Today’s reading in the Triodion states,
…Let us serve the Master eagerly, for He gives riches to His servants. Each of us according to the measure that we have received, let us increase the talent of grace. Let one gain wisdom through good deeds; let another celebrate the Liturgy with beauty; let another share his faith by preaching to the uninstructed; let another give wealth to the poor. So shall we increase what is entrusted to us, and as faithful stewards of His grace we shall be counted worthy of the Master’s joy.
So what message are we to take home from this? Each of us has been granted abilities by God to serve him in diverse ways. Some bring beauty into the Church and world through art and music, others through encouraging words, and still others through generosity. One person may be good with repairing things that are broken and can help his neighbors, another may have the gift of listening and she can bring comfort to those around her by simply being fully present.

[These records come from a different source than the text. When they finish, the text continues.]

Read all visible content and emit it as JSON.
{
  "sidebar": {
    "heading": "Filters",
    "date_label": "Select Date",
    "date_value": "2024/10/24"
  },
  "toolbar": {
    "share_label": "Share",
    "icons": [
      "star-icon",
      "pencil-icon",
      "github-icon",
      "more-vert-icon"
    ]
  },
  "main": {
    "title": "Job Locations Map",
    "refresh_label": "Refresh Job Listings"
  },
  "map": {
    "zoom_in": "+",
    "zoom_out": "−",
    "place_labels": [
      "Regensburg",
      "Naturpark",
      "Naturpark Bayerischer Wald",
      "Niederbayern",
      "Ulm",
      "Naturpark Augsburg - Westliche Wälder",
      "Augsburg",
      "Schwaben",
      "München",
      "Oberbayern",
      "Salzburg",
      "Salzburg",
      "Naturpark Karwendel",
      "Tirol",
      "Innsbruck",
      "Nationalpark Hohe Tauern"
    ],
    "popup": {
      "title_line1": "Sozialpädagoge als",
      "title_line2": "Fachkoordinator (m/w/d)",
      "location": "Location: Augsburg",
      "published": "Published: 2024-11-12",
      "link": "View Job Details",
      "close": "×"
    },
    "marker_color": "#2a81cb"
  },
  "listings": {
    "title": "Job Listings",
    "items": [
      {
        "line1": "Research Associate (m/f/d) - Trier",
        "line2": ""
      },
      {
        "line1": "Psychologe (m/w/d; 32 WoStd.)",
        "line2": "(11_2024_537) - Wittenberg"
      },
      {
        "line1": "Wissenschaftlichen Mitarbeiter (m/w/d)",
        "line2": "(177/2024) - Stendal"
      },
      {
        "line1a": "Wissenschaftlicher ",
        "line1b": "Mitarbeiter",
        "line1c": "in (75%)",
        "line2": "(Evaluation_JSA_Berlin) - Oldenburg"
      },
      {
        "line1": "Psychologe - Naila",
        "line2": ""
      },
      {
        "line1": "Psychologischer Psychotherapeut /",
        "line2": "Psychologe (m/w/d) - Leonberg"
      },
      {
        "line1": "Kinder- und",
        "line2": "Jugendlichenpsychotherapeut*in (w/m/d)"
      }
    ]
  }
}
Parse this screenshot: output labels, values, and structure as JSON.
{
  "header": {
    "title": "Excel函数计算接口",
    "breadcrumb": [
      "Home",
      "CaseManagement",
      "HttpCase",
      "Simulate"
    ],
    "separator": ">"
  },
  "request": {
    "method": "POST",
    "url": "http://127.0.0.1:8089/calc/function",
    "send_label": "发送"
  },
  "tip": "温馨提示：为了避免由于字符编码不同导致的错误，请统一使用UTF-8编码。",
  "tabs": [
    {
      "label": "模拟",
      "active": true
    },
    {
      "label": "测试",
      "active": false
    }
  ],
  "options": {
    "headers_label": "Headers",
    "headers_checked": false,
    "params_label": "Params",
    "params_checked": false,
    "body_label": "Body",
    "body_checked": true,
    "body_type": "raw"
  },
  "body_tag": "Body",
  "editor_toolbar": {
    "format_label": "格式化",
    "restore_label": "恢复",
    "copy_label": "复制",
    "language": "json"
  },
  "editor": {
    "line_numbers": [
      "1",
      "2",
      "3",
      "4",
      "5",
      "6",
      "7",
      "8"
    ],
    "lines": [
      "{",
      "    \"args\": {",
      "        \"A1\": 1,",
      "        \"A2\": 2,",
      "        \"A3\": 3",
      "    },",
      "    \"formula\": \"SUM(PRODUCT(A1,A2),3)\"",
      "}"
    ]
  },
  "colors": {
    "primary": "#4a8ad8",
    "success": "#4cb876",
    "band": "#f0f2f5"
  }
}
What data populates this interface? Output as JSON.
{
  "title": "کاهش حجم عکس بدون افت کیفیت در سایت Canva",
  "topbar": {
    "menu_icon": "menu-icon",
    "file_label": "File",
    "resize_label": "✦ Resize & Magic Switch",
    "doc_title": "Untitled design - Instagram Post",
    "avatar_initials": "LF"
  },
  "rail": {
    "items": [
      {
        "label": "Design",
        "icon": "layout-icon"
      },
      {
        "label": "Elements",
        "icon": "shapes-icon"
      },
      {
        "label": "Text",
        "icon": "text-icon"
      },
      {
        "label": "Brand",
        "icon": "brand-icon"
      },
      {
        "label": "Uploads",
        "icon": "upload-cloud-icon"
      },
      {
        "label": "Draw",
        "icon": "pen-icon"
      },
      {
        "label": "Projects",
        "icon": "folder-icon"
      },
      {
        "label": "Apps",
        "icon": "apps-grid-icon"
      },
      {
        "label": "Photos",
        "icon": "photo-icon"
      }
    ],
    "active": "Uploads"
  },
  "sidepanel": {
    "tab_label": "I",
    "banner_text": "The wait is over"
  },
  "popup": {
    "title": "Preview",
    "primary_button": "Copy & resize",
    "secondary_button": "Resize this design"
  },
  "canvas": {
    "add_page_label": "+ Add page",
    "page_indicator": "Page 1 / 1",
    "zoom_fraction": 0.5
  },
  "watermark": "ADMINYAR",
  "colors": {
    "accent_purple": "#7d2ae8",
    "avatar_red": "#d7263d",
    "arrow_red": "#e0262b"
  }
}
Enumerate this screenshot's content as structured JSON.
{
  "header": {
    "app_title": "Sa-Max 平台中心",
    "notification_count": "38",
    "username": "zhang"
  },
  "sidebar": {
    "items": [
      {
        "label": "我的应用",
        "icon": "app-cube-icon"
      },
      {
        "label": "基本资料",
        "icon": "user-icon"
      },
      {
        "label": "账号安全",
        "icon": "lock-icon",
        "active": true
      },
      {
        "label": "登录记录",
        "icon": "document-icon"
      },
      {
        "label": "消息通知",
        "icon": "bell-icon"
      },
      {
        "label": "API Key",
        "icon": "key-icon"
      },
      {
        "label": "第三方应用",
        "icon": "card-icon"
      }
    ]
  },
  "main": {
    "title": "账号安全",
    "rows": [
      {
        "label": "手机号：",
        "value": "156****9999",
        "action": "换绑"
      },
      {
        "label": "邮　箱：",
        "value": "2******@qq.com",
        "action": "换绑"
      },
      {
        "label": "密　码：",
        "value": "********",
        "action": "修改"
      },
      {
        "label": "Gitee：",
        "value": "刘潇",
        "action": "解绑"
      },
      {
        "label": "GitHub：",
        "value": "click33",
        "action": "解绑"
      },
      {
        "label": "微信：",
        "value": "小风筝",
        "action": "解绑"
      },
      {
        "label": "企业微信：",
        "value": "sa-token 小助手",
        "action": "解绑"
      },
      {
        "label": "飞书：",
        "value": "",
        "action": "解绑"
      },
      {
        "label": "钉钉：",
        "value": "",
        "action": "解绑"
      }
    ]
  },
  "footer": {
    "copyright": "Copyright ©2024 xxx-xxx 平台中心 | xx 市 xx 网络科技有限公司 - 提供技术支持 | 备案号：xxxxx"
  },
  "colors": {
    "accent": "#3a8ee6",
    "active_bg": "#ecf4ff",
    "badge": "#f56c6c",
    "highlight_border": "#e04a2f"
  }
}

Whatever your gifts and abilities, utilize them without restraint to benefit others and glorify God, while not thinking highly of yourself. As the Apostle Paul writes in Romans 12:
Having gifts that differ according to the grace given to us, let us use them: if prophecy, in proportion to our faith; if service, in our serving; the one who teaches, in his teaching; the one who exhorts, in his exhortation; the one who contributes, in generosity; the one who leads, with zeal; the one who does acts of mercy, with cheerfulness. (ESV)
The dread warning is that those who think “I’ll start tomorrow” may fall asleep and find that the Bridegroom is coming sooner than later. There is also a warning against using our gifts out of egotism or for selfish pursuits.
Whatever gifts we have been given, we are to fully utilize while in this life. The day of our departure from this world will come like a thief in the night, and we will not be given leniency for procrastination. Today is the day of salvation. Today is the day to sow the goodness, hope, and love that we have received into those around us.
And what a reward it brings! By doing so we enter into our Master’s joy today, in this life, and in the age to come. We reap a great harvest that not only draws us closer to the Kingdom, but carries others with us to that glorious place!